As Jesus Green Lido turns 100 this summer, Miriam Balanescu takes a deep dive into its history and gets immersed in its swimming community
Of a handful of open-air pools built in the 1920s around the UK, one of the few that remains is right on our doorstep. Jesus Green Lido is no mere swimming pool. It not only has the accolades of being the largest swimming spot in Cambridge and one of the longest examples in the country (rivalled by Tooting Bec Lido, which is also 100 yards long), but now has also survived for 100 years. This summer, the pool celebrates its centenary – and all the changes and history that the humble lido has been swept up in.

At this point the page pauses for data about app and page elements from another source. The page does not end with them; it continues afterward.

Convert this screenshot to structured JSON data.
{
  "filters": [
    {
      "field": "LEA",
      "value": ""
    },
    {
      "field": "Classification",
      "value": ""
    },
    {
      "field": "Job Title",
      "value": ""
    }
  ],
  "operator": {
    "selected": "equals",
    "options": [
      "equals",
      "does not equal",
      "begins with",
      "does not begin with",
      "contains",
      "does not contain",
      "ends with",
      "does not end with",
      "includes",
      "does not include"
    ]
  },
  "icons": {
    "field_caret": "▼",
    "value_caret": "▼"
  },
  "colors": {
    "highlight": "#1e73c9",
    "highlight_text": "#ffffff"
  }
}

“Until recently, people used to swim width-ways, much like swimming across the river,” says duty manager Kane Smith, explaining that the lido was initially built to mimic river swimming back when dipping one’s toes in the Cam was much more popular. “I think it was an attempt to be river swimming but more civilised. Normally with wild swimming in the UK, you’re going up and down a muddy bank. There’s nowhere to get changed – you’re kind of hiding behind the hedgerow and there’s nowhere to leave your stuff.”
The lido, however, gave bathers a chance to get the en plein air experience, while also having access to such luxuries as changing rooms. Soon, the river currents were cut off from the pool and a plant room was installed so the water could be chlorinated. Sides were built and a ‘basket system’ introduced. “Customers would put their belongings in baskets and hand it to us, which is quite antiquated,” explains Kane. “That’s finally gone now.”
Nothing compares to swimming in the great outdoors – there has been a resurgence in recent years, with articles, books – even poems – to prove it. “You’re more claustrophobic indoors, the pool is usually shorter and shallower,” insists Kane. “Also, because it’s open air, even if the pool is chlorinated, your customers ask why it isn’t – the smell of the chlorine is taken away by the fresh air. That makes it a lot nicer for some customers to swim in there, especially ones with asthma. It’s clean air, clean water and just a completely different experience.”